DATA TO PROCESS:

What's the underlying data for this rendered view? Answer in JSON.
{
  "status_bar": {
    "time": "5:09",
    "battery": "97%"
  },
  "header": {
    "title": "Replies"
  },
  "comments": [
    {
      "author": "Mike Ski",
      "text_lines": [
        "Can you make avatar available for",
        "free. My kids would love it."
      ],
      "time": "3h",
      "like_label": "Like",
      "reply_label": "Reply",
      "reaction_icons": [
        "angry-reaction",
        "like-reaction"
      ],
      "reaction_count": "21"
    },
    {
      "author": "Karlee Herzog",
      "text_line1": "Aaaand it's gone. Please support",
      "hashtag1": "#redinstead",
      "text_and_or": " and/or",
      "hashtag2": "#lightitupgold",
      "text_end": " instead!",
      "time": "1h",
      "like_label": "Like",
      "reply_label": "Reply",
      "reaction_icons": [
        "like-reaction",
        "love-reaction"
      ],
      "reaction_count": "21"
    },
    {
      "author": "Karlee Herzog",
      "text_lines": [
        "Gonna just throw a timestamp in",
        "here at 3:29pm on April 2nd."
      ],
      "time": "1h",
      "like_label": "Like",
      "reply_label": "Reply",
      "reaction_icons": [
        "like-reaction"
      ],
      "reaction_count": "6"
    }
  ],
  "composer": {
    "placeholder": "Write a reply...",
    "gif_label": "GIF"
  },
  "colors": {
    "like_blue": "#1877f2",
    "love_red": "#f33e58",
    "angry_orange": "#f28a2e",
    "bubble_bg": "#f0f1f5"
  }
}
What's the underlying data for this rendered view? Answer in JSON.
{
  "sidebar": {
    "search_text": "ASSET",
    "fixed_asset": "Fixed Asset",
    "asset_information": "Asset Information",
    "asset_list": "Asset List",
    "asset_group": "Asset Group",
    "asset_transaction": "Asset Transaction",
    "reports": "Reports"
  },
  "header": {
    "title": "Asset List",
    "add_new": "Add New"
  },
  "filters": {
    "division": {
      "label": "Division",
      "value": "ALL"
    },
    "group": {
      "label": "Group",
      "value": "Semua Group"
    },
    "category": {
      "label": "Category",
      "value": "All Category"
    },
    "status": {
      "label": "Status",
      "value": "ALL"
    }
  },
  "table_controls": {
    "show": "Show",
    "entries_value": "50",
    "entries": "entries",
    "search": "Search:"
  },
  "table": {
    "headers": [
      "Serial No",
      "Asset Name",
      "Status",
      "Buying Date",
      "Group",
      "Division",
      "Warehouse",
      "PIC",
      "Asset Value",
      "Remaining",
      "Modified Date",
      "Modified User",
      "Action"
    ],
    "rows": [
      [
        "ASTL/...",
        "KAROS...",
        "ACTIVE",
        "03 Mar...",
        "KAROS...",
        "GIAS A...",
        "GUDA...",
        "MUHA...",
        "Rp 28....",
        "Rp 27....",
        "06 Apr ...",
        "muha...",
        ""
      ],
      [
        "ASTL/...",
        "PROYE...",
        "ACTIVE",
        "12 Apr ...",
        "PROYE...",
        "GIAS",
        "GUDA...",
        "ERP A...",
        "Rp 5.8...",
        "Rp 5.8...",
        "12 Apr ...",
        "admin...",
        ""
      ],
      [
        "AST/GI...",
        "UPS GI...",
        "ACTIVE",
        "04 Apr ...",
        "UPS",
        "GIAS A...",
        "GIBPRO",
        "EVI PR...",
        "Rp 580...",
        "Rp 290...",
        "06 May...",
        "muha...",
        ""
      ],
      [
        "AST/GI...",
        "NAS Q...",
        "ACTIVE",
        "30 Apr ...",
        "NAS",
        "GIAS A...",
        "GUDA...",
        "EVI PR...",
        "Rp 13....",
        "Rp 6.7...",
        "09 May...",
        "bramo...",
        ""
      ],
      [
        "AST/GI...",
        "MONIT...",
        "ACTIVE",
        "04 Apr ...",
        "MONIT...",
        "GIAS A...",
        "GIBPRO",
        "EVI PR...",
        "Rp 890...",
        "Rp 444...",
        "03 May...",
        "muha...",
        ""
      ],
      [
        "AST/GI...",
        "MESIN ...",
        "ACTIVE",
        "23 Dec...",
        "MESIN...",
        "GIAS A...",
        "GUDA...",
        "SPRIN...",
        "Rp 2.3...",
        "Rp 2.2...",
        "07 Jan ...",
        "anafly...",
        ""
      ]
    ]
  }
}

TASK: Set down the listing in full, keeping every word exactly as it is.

EXERCISE RESULT:
What's the underlying data for this rendered view? Answer in JSON.
{
  "status_bar": {
    "time": "5:09",
    "battery": "97%"
  },
  "header": {
    "title": "Replies"
  },
  "comments": [
    {
      "author": "Mike Ski",
      "text_lines": [
        "Can you make avatar available for",
        "free. My kids would love it."
      ],
      "time": "3h",
      "like_label": "Like",
      "reply_label": "Reply",
      "reaction_icons": [
        "angry-reaction",
        "like-reaction"
      ],
      "reaction_count": "21"
    },
    {
      "author": "Karlee Herzog",
      "text_line1": "Aaaand it's gone. Please support",
      "hashtag1": "#redinstead",
      "text_and_or": " and/or",
      "hashtag2": "#lightitupgold",
      "text_end": " instead!",
      "time": "1h",
      "like_label": "Like",
      "reply_label": "Reply",
      "reaction_icons": [
        "like-reaction",
        "love-reaction"
      ],
      "reaction_count": "21"
    },
    {
      "author": "Karlee Herzog",
      "text_lines": [
        "Gonna just throw a timestamp in",
        "here at 3:29pm on April 2nd."
      ],
      "time": "1h",
      "like_label": "Like",
      "reply_label": "Reply",
      "reaction_icons": [
        "like-reaction"
      ],
      "reaction_count": "6"
    }
  ],
  "composer": {
    "placeholder": "Write a reply...",
    "gif_label": "GIF"
  },
  "colors": {
    "like_blue": "#1877f2",
    "love_red": "#f33e58",
    "angry_orange": "#f28a2e",
    "bubble_bg": "#f0f1f5"
  }
}
What's the underlying data for this rendered view? Answer in JSON.
{
  "sidebar": {
    "search_text": "ASSET",
    "fixed_asset": "Fixed Asset",
    "asset_information": "Asset Information",
    "asset_list": "Asset List",
    "asset_group": "Asset Group",
    "asset_transaction": "Asset Transaction",
    "reports": "Reports"
  },
  "header": {
    "title": "Asset List",
    "add_new": "Add New"
  },
  "filters": {
    "division": {
      "label": "Division",
      "value": "ALL"
    },
    "group": {
      "label": "Group",
      "value": "Semua Group"
    },
    "category": {
      "label": "Category",
      "value": "All Category"
    },
    "status": {
      "label": "Status",
      "value": "ALL"
    }
  },
  "table_controls": {
    "show": "Show",
    "entries_value": "50",
    "entries": "entries",
    "search": "Search:"
  },
  "table": {
    "headers": [
      "Serial No",
      "Asset Name",
      "Status",
      "Buying Date",
      "Group",
      "Division",
      "Warehouse",
      "PIC",
      "Asset Value",
      "Remaining",
      "Modified Date",
      "Modified User",
      "Action"
    ],
    "rows": [
      [
        "ASTL/...",
        "KAROS...",
        "ACTIVE",
        "03 Mar...",
        "KAROS...",
        "GIAS A...",
        "GUDA...",
        "MUHA...",
        "Rp 28....",
        "Rp 27....",
        "06 Apr ...",
        "muha...",
        ""
      ],
      [
        "ASTL/...",
        "PROYE...",
        "ACTIVE",
        "12 Apr ...",
        "PROYE...",
        "GIAS",
        "GUDA...",
        "ERP A...",
        "Rp 5.8...",
        "Rp 5.8...",
        "12 Apr ...",
        "admin...",
        ""
      ],
      [
        "AST/GI...",
        "UPS GI...",
        "ACTIVE",
        "04 Apr ...",
        "UPS",
        "GIAS A...",
        "GIBPRO",
        "EVI PR...",
        "Rp 580...",
        "Rp 290...",
        "06 May...",
        "muha...",
        ""
      ],
      [
        "AST/GI...",
        "NAS Q...",
        "ACTIVE",
        "30 Apr ...",
        "NAS",
        "GIAS A...",
        "GUDA...",
        "EVI PR...",
        "Rp 13....",
        "Rp 6.7...",
        "09 May...",
        "bramo...",
        ""
      ],
      [
        "AST/GI...",
        "MONIT...",
        "ACTIVE",
        "04 Apr ...",
        "MONIT...",
        "GIAS A...",
        "GIBPRO",
        "EVI PR...",
        "Rp 890...",
        "Rp 444...",
        "03 May...",
        "muha...",
        ""
      ],
      [
        "AST/GI...",
        "MESIN ...",
        "ACTIVE",
        "23 Dec...",
        "MESIN...",
        "GIAS A...",
        "GUDA...",
        "SPRIN...",
        "Rp 2.3...",
        "Rp 2.2...",
        "07 Jan ...",
        "anafly...",
        ""
      ]
    ]
  }
}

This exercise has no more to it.